Information given >>
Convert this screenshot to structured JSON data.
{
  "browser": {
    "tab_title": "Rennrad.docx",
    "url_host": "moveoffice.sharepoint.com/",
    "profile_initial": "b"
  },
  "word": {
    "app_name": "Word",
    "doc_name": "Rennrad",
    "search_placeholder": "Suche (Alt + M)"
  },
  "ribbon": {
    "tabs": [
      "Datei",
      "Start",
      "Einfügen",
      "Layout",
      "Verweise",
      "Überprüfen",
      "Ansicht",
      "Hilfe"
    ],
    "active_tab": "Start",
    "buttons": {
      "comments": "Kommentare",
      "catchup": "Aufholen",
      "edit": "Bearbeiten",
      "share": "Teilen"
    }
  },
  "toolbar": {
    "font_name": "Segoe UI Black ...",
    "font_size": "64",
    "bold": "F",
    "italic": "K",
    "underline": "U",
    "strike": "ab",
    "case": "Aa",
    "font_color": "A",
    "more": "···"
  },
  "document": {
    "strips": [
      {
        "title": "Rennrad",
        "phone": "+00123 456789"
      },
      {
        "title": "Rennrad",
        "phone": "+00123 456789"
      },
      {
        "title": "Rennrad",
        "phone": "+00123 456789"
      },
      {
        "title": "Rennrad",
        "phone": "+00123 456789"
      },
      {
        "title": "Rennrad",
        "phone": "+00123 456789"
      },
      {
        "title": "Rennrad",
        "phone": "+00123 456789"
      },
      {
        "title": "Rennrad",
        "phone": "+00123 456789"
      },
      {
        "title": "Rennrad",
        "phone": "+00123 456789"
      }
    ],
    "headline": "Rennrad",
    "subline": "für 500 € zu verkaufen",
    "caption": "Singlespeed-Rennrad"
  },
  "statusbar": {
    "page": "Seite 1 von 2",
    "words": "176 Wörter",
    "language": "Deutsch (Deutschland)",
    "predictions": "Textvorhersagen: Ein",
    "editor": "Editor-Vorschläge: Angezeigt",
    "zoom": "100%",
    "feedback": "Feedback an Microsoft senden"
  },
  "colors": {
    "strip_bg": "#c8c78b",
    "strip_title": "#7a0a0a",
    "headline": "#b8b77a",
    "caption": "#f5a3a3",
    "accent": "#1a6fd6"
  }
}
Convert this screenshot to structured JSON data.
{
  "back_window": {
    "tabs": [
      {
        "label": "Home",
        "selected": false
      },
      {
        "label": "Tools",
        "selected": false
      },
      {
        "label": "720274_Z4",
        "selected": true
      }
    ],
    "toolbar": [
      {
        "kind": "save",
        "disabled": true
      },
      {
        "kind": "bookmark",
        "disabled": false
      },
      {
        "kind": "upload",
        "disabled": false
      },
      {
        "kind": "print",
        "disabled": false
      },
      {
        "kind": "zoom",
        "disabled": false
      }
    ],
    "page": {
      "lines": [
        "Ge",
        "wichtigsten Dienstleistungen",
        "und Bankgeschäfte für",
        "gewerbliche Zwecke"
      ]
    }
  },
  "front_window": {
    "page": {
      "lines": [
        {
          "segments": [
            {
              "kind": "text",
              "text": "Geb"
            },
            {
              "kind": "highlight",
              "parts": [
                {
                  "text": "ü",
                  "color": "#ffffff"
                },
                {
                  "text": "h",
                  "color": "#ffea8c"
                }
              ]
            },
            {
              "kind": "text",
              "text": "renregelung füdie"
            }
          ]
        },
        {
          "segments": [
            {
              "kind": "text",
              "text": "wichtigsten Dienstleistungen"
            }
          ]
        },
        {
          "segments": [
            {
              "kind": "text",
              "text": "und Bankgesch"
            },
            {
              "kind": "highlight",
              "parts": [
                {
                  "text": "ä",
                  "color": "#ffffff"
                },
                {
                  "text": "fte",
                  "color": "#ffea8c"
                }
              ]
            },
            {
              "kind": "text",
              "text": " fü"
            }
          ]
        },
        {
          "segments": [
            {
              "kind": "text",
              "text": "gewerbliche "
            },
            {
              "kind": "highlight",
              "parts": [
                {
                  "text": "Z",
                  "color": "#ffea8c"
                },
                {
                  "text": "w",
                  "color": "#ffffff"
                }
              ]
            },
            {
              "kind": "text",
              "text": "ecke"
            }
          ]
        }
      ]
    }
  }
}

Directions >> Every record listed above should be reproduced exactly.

Exercise output >>
Convert this screenshot to structured JSON data.
{
  "browser": {
    "tab_title": "Rennrad.docx",
    "url_host": "moveoffice.sharepoint.com/",
    "profile_initial": "b"
  },
  "word": {
    "app_name": "Word",
    "doc_name": "Rennrad",
    "search_placeholder": "Suche (Alt + M)"
  },
  "ribbon": {
    "tabs": [
      "Datei",
      "Start",
      "Einfügen",
      "Layout",
      "Verweise",
      "Überprüfen",
      "Ansicht",
      "Hilfe"
    ],
    "active_tab": "Start",
    "buttons": {
      "comments": "Kommentare",
      "catchup": "Aufholen",
      "edit": "Bearbeiten",
      "share": "Teilen"
    }
  },
  "toolbar": {
    "font_name": "Segoe UI Black ...",
    "font_size": "64",
    "bold": "F",
    "italic": "K",
    "underline": "U",
    "strike": "ab",
    "case": "Aa",
    "font_color": "A",
    "more": "···"
  },
  "document": {
    "strips": [
      {
        "title": "Rennrad",
        "phone": "+00123 456789"
      },
      {
        "title": "Rennrad",
        "phone": "+00123 456789"
      },
      {
        "title": "Rennrad",
        "phone": "+00123 456789"
      },
      {
        "title": "Rennrad",
        "phone": "+00123 456789"
      },
      {
        "title": "Rennrad",
        "phone": "+00123 456789"
      },
      {
        "title": "Rennrad",
        "phone": "+00123 456789"
      },
      {
        "title": "Rennrad",
        "phone": "+00123 456789"
      },
      {
        "title": "Rennrad",
        "phone": "+00123 456789"
      }
    ],
    "headline": "Rennrad",
    "subline": "für 500 € zu verkaufen",
    "caption": "Singlespeed-Rennrad"
  },
  "statusbar": {
    "page": "Seite 1 von 2",
    "words": "176 Wörter",
    "language": "Deutsch (Deutschland)",
    "predictions": "Textvorhersagen: Ein",
    "editor": "Editor-Vorschläge: Angezeigt",
    "zoom": "100%",
    "feedback": "Feedback an Microsoft senden"
  },
  "colors": {
    "strip_bg": "#c8c78b",
    "strip_title": "#7a0a0a",
    "headline": "#b8b77a",
    "caption": "#f5a3a3",
    "accent": "#1a6fd6"
  }
}
Convert this screenshot to structured JSON data.
{
  "back_window": {
    "tabs": [
      {
        "label": "Home",
        "selected": false
      },
      {
        "label": "Tools",
        "selected": false
      },
      {
        "label": "720274_Z4",
        "selected": true
      }
    ],
    "toolbar": [
      {
        "kind": "save",
        "disabled": true
      },
      {
        "kind": "bookmark",
        "disabled": false
      },
      {
        "kind": "upload",
        "disabled": false
      },
      {
        "kind": "print",
        "disabled": false
      },
      {
        "kind": "zoom",
        "disabled": false
      }
    ],
    "page": {
      "lines": [
        "Ge",
        "wichtigsten Dienstleistungen",
        "und Bankgeschäfte für",
        "gewerbliche Zwecke"
      ]
    }
  },
  "front_window": {
    "page": {
      "lines": [
        {
          "segments": [
            {
              "kind": "text",
              "text": "Geb"
            },
            {
              "kind": "highlight",
              "parts": [
                {
                  "text": "ü",
                  "color": "#ffffff"
                },
                {
                  "text": "h",
                  "color": "#ffea8c"
                }
              ]
            },
            {
              "kind": "text",
              "text": "renregelung füdie"
            }
          ]
        },
        {
          "segments": [
            {
              "kind": "text",
              "text": "wichtigsten Dienstleistungen"
            }
          ]
        },
        {
          "segments": [
            {
              "kind": "text",
              "text": "und Bankgesch"
            },
            {
              "kind": "highlight",
              "parts": [
                {
                  "text": "ä",
                  "color": "#ffffff"
                },
                {
                  "text": "fte",
                  "color": "#ffea8c"
                }
              ]
            },
            {
              "kind": "text",
              "text": " fü"
            }
          ]
        },
        {
          "segments": [
            {
              "kind": "text",
              "text": "gewerbliche "
            },
            {
              "kind": "highlight",
              "parts": [
                {
                  "text": "Z",
                  "color": "#ffea8c"
                },
                {
                  "text": "w",
                  "color": "#ffffff"
                }
              ]
            },
            {
              "kind": "text",
              "text": "ecke"
            }
          ]
        }
      ]
    }
  }
}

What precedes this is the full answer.